== Extracted material ==

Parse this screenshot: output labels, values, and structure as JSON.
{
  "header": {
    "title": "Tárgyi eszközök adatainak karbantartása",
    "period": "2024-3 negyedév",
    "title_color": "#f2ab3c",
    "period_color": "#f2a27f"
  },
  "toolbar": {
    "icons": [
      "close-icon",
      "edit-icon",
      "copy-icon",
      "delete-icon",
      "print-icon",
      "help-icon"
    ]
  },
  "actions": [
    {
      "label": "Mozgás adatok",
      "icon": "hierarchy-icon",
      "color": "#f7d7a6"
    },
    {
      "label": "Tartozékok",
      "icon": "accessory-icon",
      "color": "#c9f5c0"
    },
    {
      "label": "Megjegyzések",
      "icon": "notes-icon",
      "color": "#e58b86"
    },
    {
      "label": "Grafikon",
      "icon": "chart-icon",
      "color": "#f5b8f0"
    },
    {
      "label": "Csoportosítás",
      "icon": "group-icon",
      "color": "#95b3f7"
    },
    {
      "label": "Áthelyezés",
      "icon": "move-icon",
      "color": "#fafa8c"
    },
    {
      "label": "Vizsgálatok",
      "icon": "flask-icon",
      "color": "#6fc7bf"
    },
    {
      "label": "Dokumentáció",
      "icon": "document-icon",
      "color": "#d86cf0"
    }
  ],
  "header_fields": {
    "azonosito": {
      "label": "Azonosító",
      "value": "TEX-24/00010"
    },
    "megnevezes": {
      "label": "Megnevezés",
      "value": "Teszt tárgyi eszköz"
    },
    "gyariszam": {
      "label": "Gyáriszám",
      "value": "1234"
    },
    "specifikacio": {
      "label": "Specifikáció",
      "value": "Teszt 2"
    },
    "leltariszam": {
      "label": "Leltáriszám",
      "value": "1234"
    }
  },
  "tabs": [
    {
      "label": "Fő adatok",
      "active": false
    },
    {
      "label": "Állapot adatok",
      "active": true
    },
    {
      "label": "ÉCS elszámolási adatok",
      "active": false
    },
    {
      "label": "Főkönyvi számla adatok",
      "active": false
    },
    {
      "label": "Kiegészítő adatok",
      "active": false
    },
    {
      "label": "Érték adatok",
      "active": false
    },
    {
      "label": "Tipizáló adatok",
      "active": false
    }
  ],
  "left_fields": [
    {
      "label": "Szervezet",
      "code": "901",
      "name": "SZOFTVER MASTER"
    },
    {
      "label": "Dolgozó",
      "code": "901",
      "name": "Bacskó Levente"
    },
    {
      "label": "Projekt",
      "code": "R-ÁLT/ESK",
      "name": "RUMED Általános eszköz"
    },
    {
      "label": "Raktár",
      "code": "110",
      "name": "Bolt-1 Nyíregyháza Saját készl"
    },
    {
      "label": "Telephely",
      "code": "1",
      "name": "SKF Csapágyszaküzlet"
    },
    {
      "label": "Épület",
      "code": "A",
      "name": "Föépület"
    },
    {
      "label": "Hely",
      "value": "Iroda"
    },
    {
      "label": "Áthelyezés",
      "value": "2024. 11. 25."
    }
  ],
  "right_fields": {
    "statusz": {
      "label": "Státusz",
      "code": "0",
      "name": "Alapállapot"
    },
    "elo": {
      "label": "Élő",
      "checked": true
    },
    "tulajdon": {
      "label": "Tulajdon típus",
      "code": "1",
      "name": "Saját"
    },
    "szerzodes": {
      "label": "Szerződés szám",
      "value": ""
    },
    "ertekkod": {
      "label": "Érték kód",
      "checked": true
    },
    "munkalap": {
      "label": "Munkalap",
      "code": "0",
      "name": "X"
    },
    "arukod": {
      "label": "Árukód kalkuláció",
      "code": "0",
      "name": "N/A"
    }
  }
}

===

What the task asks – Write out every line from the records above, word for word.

Written response –
Parse this screenshot: output labels, values, and structure as JSON.
{
  "header": {
    "title": "Tárgyi eszközök adatainak karbantartása",
    "period": "2024-3 negyedév",
    "title_color": "#f2ab3c",
    "period_color": "#f2a27f"
  },
  "toolbar": {
    "icons": [
      "close-icon",
      "edit-icon",
      "copy-icon",
      "delete-icon",
      "print-icon",
      "help-icon"
    ]
  },
  "actions": [
    {
      "label": "Mozgás adatok",
      "icon": "hierarchy-icon",
      "color": "#f7d7a6"
    },
    {
      "label": "Tartozékok",
      "icon": "accessory-icon",
      "color": "#c9f5c0"
    },
    {
      "label": "Megjegyzések",
      "icon": "notes-icon",
      "color": "#e58b86"
    },
    {
      "label": "Grafikon",
      "icon": "chart-icon",
      "color": "#f5b8f0"
    },
    {
      "label": "Csoportosítás",
      "icon": "group-icon",
      "color": "#95b3f7"
    },
    {
      "label": "Áthelyezés",
      "icon": "move-icon",
      "color": "#fafa8c"
    },
    {
      "label": "Vizsgálatok",
      "icon": "flask-icon",
      "color": "#6fc7bf"
    },
    {
      "label": "Dokumentáció",
      "icon": "document-icon",
      "color": "#d86cf0"
    }
  ],
  "header_fields": {
    "azonosito": {
      "label": "Azonosító",
      "value": "TEX-24/00010"
    },
    "megnevezes": {
      "label": "Megnevezés",
      "value": "Teszt tárgyi eszköz"
    },
    "gyariszam": {
      "label": "Gyáriszám",
      "value": "1234"
    },
    "specifikacio": {
      "label": "Specifikáció",
      "value": "Teszt 2"
    },
    "leltariszam": {
      "label": "Leltáriszám",
      "value": "1234"
    }
  },
  "tabs": [
    {
      "label": "Fő adatok",
      "active": false
    },
    {
      "label": "Állapot adatok",
      "active": true
    },
    {
      "label": "ÉCS elszámolási adatok",
      "active": false
    },
    {
      "label": "Főkönyvi számla adatok",
      "active": false
    },
    {
      "label": "Kiegészítő adatok",
      "active": false
    },
    {
      "label": "Érték adatok",
      "active": false
    },
    {
      "label": "Tipizáló adatok",
      "active": false
    }
  ],
  "left_fields": [
    {
      "label": "Szervezet",
      "code": "901",
      "name": "SZOFTVER MASTER"
    },
    {
      "label": "Dolgozó",
      "code": "901",
      "name": "Bacskó Levente"
    },
    {
      "label": "Projekt",
      "code": "R-ÁLT/ESK",
      "name": "RUMED Általános eszköz"
    },
    {
      "label": "Raktár",
      "code": "110",
      "name": "Bolt-1 Nyíregyháza Saját készl"
    },
    {
      "label": "Telephely",
      "code": "1",
      "name": "SKF Csapágyszaküzlet"
    },
    {
      "label": "Épület",
      "code": "A",
      "name": "Föépület"
    },
    {
      "label": "Hely",
      "value": "Iroda"
    },
    {
      "label": "Áthelyezés",
      "value": "2024. 11. 25."
    }
  ],
  "right_fields": {
    "statusz": {
      "label": "Státusz",
      "code": "0",
      "name": "Alapállapot"
    },
    "elo": {
      "label": "Élő",
      "checked": true
    },
    "tulajdon": {
      "label": "Tulajdon típus",
      "code": "1",
      "name": "Saját"
    },
    "szerzodes": {
      "label": "Szerződés szám",
      "value": ""
    },
    "ertekkod": {
      "label": "Érték kód",
      "checked": true
    },
    "munkalap": {
      "label": "Munkalap",
      "code": "0",
      "name": "X"
    },
    "arukod": {
      "label": "Árukód kalkuláció",
      "code": "0",
      "name": "N/A"
    }
  }
}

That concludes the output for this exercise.